Is this the Second Great Depression?
from David Ruccio
Readers know that I have come to refer to the current crises of capitalism as the Second Great Depression.
Apparently, at least one person agrees with me. And, after reading Dean Baker’s latest, she sent me the following question (which she also posted as a comment on Baker’s post):
Professor – I am NOT an economist but WHY would Dean Baker deny that we ARE in a GREAT DEPRESSION – how rich is he? Yes, I am so livid at this dribble, his fairytale, I did post a comment. Regards,
Let me attempt a brief answer (brief only because, as a professor, I have lots of grading to catch up on). . .
In all honesty, I don’t know why Dean Baker writes that we’re not in a great depression (although it seems, at least from the post you’re referring to, he wants to argue it’s a myth the Obama administration saved us from falling into something akin to the depression of the 1930s). Of course, he could have made the opposite argument: the Obama administration’s policies failed precisely because we’re in the Second Great Depression. And while I can’t pretend to understand why Baker wants to debunk what he considers to the myth of the Second Great Depression, I’m not inclined to think about it in terms of how much money he makes. In any case, hopefully he will answer your question on the RWER blog.
All I can really explain is why I have come to refer to our current situation as the Second Great Depression. First, I really could be referring to the Third Great Depression, following on the Panic of 1873 (which, if memory serves me, was referred to as the Great Depression until the Great Depression of the 1930s). But, since the name has stuck for the crises of the 1930s, I decided to name our current situation the Second Great Depression. Second, the name I’ve adopted does not mean that the current situation represents an exact parallel to the First Great Depression. On this, Simon Johnson is right: the 1930s were characterized by a drop in output (by over 25 percent in real terms in the United States), a level of unemployment (over 20 percent), and a banking crisis (based on panics that provoked depositors to withdraw their funds from many commercial banks) that we have not witnessed in the aftermath of the crash of 2007-08.
But that doesn’t mean we’re not in another Great Depression, either. As you know, I think we are, based on the misery visited on the vast majority of the population since the recession began in 2007. What I’m thinking about are the following: the high level and long duration of unemployment (and the length of time over which both have persisted), the extraordinary number of home foreclosures, the difficulty in obtaining adequate medical care, the unprecedented rise in student debt, the growing ranks of poor people (and near-poor people), and so on. So, in my view, while there’s been a recovery for a tiny minority of the population (based on the return to record profits for U.S. corporations, the resurgence of the stock market, and the high salaries and growing wealth of those at the top), the best characterization for the situation in which the working classes find themselves is the Second Great Depression.
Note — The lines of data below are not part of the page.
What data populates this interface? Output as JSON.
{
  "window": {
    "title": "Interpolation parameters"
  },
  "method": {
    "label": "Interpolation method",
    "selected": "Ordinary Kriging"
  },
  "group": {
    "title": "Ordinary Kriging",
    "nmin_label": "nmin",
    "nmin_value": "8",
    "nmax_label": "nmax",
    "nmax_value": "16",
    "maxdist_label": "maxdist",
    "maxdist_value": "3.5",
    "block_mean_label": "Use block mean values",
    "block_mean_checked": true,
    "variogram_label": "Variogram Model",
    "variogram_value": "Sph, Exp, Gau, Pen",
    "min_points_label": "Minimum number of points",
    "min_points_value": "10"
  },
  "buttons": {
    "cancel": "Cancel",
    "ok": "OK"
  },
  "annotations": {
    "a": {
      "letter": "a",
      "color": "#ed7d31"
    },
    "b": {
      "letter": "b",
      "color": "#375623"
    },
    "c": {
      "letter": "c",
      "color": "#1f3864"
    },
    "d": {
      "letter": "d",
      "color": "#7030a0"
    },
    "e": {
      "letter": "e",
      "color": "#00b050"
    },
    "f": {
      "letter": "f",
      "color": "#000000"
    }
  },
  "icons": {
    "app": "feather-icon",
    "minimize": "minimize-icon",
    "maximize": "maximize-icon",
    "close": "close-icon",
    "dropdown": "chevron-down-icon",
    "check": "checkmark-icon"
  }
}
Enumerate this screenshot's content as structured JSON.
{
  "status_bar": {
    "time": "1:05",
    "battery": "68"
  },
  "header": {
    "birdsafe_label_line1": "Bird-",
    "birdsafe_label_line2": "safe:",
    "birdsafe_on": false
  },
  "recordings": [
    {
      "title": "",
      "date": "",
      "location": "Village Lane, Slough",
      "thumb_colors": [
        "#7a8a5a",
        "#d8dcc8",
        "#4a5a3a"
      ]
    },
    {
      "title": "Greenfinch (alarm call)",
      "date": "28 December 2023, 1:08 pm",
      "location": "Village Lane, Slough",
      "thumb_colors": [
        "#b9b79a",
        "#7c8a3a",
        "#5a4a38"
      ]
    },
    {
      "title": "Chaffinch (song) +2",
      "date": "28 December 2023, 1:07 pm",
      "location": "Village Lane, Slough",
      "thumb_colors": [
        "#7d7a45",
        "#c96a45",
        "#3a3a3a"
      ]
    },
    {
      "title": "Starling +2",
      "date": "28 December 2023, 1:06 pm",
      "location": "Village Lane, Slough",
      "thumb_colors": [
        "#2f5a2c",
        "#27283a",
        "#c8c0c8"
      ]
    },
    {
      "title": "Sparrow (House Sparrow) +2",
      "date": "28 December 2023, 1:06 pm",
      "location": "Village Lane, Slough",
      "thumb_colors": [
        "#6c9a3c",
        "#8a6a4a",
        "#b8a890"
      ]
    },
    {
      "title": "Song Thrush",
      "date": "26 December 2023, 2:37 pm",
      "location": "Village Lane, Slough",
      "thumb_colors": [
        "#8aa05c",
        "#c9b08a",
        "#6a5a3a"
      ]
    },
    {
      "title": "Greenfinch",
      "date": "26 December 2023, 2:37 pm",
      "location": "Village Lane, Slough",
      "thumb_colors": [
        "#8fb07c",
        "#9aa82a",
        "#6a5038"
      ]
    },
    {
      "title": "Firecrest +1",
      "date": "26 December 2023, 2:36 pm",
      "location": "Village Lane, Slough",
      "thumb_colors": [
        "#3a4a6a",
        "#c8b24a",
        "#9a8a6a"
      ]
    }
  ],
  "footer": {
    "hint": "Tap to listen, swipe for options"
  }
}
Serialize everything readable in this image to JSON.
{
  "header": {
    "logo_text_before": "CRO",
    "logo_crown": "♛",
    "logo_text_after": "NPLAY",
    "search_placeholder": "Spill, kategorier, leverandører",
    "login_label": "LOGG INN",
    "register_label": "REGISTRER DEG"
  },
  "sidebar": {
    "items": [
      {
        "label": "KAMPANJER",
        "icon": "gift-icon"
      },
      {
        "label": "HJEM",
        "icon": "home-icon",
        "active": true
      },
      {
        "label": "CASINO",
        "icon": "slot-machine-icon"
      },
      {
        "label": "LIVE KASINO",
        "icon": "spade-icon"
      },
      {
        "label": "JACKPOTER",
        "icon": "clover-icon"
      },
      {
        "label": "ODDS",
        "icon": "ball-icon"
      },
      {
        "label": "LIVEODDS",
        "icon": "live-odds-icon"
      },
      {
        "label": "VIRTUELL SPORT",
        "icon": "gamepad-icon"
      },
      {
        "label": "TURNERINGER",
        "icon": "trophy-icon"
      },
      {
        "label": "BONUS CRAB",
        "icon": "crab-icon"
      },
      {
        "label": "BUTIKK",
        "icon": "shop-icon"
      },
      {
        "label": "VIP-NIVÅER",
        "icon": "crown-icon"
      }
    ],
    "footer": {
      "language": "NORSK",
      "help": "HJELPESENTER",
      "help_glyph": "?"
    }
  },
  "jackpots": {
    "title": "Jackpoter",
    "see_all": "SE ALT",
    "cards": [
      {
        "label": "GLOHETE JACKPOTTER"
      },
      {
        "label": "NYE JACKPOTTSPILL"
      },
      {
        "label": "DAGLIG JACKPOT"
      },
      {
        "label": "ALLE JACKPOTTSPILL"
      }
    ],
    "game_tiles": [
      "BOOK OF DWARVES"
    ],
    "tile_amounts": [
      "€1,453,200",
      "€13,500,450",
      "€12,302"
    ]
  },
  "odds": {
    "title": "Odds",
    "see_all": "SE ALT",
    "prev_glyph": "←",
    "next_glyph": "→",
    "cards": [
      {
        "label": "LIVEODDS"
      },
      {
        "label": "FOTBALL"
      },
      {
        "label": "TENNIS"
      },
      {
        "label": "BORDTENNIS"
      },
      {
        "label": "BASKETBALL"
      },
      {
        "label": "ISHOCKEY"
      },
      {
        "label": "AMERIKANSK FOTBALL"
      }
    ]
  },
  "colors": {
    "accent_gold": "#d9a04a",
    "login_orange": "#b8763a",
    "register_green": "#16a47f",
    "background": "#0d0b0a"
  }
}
Why Dean Baker can’t or doesn’t want to see that is beyond me. Even more: I’m quite willing to credit both the Bush administration (with the passage of the Troubled Asset Relief Program) and the Obama administration (with its bailout of the automobile corporations and stimulus plan) from forestalling a complete meltdown of the U.S. and world economies, which I think was a real possibility in late 2008. But, of course, they could have done much more, to create a recovery for the majority of the population, and they chose not to do so. It’s also apparent that we’re not out of the woods yet, not with the accumulating tensions in the United States, Europe, China and India, and the Middle East. Not by a long shot.
So, in answer to your question, I want to continue to refer to our current situation as the Second Great Depression, for two major reasons: first, to signal that, once again after the Great Depression of the 1930s (and, counting the nineteenth century, at least for the third time in U.S. history), capitalism has caused a massive set of crises that has led to untold misery for vast numbers of poor and working people; and second, because the supposed recovery has been a recovery only for corporations and a tiny minority of the population, while everyone else is forced to listen to politicians and pundits argue that we aren’t now in now were we ever threatened with a Second Great Depression.
At least one mainstream economist appears to agree we’re in a depression:
PLAYBOY: It seems every month various people debate whether we’re in a depression or a recession. Where are we—recession, depression? Or is it something else?
KRUGMAN: The recession officially ended in June 2009 because that was the point when some things—industrial production, GDP, but not employment—started to go up again. But I say we’re still in a depression. I’ve taken to calling what we’re in the Lesser Depression. It’s not as bad as the Great Depression, but it’s like the Great Depression. It’s a prolonged period. We’re now four years into high unemployment and lousy economic prospects for most people. If you’ve lost your job, your chance of getting another is small. The number of people who’ve been unemployed for long periods is at a level we certainly haven’t seen since the 1930s. What we’re experiencing is an economy that probably feels in a lot of ways like the U.S. economy in 1937, when, almost everyone now agrees, policy makers were way too complacent and should have kept on pushing for more employment. It’s lousy.